─── DATASET RECORDS
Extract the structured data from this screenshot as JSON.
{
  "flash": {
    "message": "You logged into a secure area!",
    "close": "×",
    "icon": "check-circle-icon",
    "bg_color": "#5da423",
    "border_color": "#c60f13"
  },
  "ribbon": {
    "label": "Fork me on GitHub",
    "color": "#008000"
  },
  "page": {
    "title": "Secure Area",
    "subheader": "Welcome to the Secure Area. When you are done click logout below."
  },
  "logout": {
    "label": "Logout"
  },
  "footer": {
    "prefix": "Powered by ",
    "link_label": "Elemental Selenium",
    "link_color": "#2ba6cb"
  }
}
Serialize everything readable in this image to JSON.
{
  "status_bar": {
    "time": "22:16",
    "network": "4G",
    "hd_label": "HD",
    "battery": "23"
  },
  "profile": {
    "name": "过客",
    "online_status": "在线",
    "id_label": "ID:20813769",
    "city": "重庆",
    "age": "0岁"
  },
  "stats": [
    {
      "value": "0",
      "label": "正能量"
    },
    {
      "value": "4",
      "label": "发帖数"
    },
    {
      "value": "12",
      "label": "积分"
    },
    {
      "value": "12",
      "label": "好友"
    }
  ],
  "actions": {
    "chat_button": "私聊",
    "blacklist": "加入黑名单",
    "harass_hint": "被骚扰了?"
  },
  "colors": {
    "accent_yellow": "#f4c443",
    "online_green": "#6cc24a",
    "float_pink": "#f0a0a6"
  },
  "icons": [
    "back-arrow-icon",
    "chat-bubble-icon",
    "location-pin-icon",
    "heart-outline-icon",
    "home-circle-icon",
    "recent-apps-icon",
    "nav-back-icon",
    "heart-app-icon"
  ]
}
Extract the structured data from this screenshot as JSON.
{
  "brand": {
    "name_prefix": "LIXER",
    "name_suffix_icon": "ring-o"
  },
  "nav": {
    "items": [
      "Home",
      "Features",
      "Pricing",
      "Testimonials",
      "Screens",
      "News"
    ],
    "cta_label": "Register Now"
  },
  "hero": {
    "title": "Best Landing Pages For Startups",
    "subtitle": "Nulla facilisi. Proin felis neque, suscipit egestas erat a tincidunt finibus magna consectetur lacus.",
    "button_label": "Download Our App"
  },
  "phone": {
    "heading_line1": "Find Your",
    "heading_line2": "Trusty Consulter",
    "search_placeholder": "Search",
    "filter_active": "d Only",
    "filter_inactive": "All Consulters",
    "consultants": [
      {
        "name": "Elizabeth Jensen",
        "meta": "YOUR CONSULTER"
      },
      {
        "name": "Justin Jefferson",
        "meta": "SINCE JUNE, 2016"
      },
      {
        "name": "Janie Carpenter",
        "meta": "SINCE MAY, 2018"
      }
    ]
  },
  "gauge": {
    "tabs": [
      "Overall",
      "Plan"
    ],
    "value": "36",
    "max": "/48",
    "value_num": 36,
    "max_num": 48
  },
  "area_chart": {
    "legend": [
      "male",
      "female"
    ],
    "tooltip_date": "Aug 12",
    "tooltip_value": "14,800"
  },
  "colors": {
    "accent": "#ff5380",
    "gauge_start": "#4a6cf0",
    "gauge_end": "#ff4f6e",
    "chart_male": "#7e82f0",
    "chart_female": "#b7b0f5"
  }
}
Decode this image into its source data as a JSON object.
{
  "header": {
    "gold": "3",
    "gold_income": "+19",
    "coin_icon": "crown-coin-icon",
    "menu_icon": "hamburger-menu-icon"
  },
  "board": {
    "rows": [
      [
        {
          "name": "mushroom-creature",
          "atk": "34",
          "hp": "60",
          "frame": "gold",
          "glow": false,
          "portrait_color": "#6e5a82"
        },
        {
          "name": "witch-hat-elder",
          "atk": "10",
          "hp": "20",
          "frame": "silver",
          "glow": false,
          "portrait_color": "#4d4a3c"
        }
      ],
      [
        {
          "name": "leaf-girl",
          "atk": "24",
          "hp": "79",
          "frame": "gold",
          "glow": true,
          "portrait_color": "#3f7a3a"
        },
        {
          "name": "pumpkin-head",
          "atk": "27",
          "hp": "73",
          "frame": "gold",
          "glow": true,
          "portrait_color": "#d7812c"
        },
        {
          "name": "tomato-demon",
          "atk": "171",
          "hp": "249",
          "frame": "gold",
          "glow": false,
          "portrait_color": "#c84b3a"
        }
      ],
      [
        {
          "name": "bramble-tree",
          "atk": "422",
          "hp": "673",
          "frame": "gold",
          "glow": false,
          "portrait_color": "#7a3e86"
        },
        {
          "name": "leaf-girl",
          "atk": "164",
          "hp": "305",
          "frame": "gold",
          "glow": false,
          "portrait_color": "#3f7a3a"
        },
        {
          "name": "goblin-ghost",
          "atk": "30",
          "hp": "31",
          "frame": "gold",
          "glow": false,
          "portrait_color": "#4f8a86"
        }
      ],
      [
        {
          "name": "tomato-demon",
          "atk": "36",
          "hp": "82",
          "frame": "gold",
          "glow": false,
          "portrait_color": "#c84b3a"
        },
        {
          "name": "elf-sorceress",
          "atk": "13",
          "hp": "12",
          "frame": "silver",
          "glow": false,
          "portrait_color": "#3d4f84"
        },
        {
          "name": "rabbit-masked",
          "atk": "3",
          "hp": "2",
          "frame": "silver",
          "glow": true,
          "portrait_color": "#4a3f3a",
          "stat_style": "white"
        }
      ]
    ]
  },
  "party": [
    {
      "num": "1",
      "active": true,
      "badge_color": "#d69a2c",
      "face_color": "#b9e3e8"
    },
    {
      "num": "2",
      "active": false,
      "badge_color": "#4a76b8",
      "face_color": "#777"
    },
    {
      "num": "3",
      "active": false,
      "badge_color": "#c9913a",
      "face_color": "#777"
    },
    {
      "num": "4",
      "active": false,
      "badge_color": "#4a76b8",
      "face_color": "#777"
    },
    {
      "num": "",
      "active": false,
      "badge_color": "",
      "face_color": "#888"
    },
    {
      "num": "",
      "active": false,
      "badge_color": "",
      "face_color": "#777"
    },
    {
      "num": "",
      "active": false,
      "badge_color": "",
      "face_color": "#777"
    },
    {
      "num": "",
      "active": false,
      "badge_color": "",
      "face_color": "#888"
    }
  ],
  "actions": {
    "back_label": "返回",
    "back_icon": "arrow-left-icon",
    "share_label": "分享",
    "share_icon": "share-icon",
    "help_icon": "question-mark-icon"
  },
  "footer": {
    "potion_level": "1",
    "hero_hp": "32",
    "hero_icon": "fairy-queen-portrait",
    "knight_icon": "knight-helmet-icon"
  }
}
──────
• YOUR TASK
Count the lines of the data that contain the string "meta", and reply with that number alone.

• WRITTEN SOLUTION
3